As a friend told me, “it’s the same grass. Isn’t it silly that in that part Bosnia and Croatia share the same grass?”
This friend was a person on the move that I met last year in Bihac who told me that during one of his attempts to do the “game” -the name people on the move use to refer the attempt to reach some countries in Europe by foot, walking for several days through forests or crossing deadly rivers due to the lack of legal and safe pathways-, while he was walking on the mountains that divide Bosnia from Croatia, he realized that just a few meters of grass was separating him from Fortress Europe. But again, that time he was pushed back illegally.
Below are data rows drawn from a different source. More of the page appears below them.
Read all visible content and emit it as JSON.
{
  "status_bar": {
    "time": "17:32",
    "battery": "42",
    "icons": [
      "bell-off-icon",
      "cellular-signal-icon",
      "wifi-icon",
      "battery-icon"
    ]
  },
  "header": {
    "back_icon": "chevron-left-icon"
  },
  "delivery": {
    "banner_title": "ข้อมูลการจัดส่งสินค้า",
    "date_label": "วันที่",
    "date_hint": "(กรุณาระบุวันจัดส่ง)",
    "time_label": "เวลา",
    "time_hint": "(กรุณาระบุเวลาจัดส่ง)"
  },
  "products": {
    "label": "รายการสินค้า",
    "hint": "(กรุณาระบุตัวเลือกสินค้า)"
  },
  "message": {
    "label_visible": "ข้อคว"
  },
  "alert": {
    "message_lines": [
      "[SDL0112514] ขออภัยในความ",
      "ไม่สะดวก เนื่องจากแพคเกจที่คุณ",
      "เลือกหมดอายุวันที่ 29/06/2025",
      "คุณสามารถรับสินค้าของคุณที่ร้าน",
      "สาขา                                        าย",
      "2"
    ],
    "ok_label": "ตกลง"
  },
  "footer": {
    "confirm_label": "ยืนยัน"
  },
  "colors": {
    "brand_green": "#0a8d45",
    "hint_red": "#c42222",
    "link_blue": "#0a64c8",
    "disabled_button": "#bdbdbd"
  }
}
I come back to Bihac after almost one year and many things have changed.
People have changed: most of the people on the move with whom I shared chats, food, games, laughs, stories, music, songs, dances, sometimes tears… most of them luckily have gone ahead.
Places have changed: Bihac looks more empty and less busy, a lot of squats -abandoned buildings that people inahbit as temporary homes- are empty and now the NNK Bihac team is in charge of the distributions also in Velika Kladusa.
Time has changed: it seems that people on the move stay less time, sometimes we don’t meet the same people more than once.
But that “grass” has not changed: that grass is keeping selecting, dividing, deporting, abusing.
In the past weeks we met people who experienced pushbacks from Croatia, often including taking phones and money as a systematic practice by the police, sometimes including violence – in a case of a testimony that we collected a few days ago, Croatian police used wooden batons to beat a group of people that included minors and forced them to cross the river back to Bosnia. We met families with littles kids who are terrified of crossing because of the stories that they heard about what some would call the most difficult border, the one with the European Union.
It has not changed the rage and the pain for the abuses of the border regime, nor the necessity and the urge to continue to be where we need to be at the border fighting for justice, as long as the same grass discriminate even just one person.